– Garmin Connect:

Stages 1&2

Stage 3
Stages 4&5

Stage 6

Stage 7

Supermountain stage

– Strava:

Stages 1&2

Stage 3
Stages 4&5

Stage 6

Stage 7

Supermountain stage

 

We are finally home after 2 weeks of being gypsies. There is 2 more races to go until the end of the season: Enduro Marathon de Gourdon and the EWS in Finale Ligure. Before this, we have to move house though, still in Sospel but a little more lost in the countryside, which should keep us busy for a while.

XMB challenge, WTF is this?

If you only want to ride long travel bikes. If you only shuttle or ride park. If you smoke like a chimney. If pedaling uphill and hike-a-bike do not do it for you. Then do not even bother reading the rest.
But if you’re a fan of trails with views. That a ride with at least 80% of singletracks is what you are looking for. If you dig technical descents. If you secretly dreaming of having Graves calves. If your motto is no pain, no gain. Then XMB is for you.
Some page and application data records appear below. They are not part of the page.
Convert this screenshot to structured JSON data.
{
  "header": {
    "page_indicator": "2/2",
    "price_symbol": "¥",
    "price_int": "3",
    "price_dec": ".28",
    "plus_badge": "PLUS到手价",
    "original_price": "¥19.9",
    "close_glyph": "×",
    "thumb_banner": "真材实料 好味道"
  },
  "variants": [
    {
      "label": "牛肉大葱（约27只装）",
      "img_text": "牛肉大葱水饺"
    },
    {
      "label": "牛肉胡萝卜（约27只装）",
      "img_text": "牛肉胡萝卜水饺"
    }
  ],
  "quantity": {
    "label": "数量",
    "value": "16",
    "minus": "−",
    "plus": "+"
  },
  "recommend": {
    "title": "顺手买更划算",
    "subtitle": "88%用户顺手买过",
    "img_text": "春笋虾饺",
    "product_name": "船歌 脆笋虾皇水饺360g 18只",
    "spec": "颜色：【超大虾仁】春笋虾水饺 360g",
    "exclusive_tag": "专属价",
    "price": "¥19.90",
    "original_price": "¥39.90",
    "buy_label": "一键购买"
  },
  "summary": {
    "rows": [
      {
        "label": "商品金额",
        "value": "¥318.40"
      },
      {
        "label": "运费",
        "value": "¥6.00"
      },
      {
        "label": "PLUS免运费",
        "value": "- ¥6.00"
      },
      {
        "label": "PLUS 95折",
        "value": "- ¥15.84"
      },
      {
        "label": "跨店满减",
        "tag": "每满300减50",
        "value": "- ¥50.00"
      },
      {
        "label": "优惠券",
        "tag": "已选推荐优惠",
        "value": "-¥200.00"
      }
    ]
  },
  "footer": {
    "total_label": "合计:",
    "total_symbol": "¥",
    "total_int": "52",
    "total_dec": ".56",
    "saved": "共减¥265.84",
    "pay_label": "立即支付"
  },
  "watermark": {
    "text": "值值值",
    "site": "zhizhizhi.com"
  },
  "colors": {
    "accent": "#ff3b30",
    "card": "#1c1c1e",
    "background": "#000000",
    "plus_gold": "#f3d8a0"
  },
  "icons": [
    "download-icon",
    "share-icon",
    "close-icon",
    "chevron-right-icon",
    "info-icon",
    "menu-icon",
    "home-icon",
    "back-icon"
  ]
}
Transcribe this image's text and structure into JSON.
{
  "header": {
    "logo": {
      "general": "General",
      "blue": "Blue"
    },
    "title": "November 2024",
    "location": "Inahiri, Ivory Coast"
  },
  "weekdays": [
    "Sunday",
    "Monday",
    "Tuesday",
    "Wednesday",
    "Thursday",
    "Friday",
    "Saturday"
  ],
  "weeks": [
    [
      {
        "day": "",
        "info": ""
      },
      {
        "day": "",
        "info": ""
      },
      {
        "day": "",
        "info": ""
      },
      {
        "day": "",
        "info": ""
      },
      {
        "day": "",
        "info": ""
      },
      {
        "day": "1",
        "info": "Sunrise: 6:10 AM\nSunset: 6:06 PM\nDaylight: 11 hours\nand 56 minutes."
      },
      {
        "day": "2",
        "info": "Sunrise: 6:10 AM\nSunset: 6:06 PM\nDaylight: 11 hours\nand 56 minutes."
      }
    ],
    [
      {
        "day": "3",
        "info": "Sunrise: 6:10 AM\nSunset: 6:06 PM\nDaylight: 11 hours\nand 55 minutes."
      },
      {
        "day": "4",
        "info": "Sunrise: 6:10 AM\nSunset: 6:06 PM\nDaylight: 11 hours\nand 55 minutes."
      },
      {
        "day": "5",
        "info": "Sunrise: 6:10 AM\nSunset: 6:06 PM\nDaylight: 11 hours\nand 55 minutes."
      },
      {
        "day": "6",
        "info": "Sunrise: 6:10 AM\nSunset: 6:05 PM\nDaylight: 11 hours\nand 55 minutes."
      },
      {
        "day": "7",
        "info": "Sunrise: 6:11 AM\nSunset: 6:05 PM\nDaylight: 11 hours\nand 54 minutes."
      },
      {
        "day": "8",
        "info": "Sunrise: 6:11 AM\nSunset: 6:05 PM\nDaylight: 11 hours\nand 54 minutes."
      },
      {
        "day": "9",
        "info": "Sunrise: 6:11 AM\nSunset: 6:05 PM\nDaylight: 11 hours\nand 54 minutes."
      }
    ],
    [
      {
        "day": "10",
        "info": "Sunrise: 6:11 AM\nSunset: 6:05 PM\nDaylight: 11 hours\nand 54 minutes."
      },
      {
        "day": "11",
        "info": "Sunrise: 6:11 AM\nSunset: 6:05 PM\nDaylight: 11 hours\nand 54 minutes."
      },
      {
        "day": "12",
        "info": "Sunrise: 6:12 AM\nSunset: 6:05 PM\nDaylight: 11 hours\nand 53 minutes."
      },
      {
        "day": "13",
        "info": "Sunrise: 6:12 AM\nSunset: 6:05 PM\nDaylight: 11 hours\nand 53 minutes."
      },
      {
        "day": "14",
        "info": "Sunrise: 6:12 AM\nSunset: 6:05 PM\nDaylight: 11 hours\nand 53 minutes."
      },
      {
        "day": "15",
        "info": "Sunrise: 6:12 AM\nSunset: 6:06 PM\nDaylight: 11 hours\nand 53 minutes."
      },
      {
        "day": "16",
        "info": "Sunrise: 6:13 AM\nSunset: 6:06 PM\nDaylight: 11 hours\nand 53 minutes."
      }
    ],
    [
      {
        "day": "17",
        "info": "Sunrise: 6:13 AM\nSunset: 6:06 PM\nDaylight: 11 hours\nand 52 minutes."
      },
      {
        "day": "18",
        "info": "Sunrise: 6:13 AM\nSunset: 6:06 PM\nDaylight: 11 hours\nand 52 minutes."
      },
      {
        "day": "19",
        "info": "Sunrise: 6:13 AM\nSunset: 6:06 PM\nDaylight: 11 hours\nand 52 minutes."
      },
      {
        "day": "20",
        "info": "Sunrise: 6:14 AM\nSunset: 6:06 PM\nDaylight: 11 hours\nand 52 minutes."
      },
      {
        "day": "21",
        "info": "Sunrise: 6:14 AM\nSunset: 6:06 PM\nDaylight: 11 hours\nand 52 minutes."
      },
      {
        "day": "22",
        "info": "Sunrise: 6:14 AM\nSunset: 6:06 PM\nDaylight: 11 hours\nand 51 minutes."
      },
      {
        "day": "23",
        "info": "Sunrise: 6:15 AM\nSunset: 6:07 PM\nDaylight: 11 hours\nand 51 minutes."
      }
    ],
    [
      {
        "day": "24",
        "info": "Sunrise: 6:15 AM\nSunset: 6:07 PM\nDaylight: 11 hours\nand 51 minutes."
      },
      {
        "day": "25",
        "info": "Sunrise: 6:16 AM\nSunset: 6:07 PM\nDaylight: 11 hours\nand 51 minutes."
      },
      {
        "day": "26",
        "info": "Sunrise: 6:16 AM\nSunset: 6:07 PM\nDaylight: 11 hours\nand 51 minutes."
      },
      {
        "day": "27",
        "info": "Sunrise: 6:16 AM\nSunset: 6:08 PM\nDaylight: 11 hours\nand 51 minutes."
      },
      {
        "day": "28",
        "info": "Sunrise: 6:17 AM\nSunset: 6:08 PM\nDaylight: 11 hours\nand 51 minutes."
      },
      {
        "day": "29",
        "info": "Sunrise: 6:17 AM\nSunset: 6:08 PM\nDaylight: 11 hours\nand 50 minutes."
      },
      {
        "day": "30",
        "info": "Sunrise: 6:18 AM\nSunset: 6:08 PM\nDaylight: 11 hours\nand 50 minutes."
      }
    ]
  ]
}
Trail with a view
Trail with a view

I discovered this new style of racing last fall. I had just moved to Sospel, in southern France, and didn’t know anybody to go ride with. So I bought a local map and began to explore the local trail network. I must admit that coming from the U.S., I’m addicted to Strava. Not only for the pseudo competition but mostly to discover new trails and I use it as a training tool. After uploading a few rides I did in Breil -sur- Roya, in the next valley over. I saw that three of my favorite descents were segments with the name ” XMB – descent”. A quick Google search and I found the XMB challenge website. From February to May, there are 4 events in the Alpes- Maritimes.
To sum it up quickly, each race has at least 1400m of ascent, almost all on singletracks for 35/40km. As Enduro season does not start until the end of April, it seemed like a good plan to get in shape.

Hike-a-bike during the liaison to the start
Hike-a-bike during the liaison to the start

The first round took place this weekend in Aspremont, a few kilometers inland from Nice. The day before the race, I suddenly wonder what I got myself into! I was sick all week and go race XC was perhaps not the best idea. In addition, while preparing my racing bag, I find myself packing my XC kit. Something I have a hard time admitting owning and even more wearing in public. And then, I realize there is 1400m of ascent in 29km, it’s going to hurt! So I decided to use my XC/trail bike: a Blur TrC (120mm rear travel) with a Revelation adjustable from 120mm to 150mm and a lockout system. And I also added a pair of shorts to cover my chamy.
On race day, I found out I wasn’t the only undecided one as to what to wear and what equipment to use. You could see everything from semi-rigid to 150mm and even a few freeride bikes. There was XC riders, all club-clad, with matching kits and a bunch of Enduro racers such as Yoann Barelli, Thomas Lapeyrie and Aurélien Giordanengo coming to test their winter training.

Thomas Lapeyrie on the way to second
Thomas Lapeyrie on the way to second
Hike-a-bike
Hike-a-bike
Maxime Folco, winner of the event
Maxime Folco, winner of the event

The atmosphere was friendly and we all met in the center of the village for the liaison to the start. Just 3km on the road plus a bit of hike-a-bike, not a bad warm up before the race.
The race is pretty brutal and if you go for GC, it is better to have trained all winter and have an XC background. Time is made on the climbs and not descents, even though the latter are awesome in this race format.
It was an interesting experience, although Enduro is definitely more my thing, as I do not have to worry about my time on the climbs. But once I get in better shape to race XC, I will give it a go. And above, just go ride it again as the trails were beautiful.

Riders are getting spreadout after the first climb
Riders are getting spreadout after the first climb
Proof that it is possible to keep smiling during a XMB
Proof that it is possible to keep smiling during a XMB
Descents were worth the sufferfest
Descents were worth the sufferfest
A good rest is needed after the race
A good rest is needed after the race
Top 35 Scratch
Top 35 Scratch

All results here.
And GPX track for those who want to challenge themselves.

All pics by Matt Wragg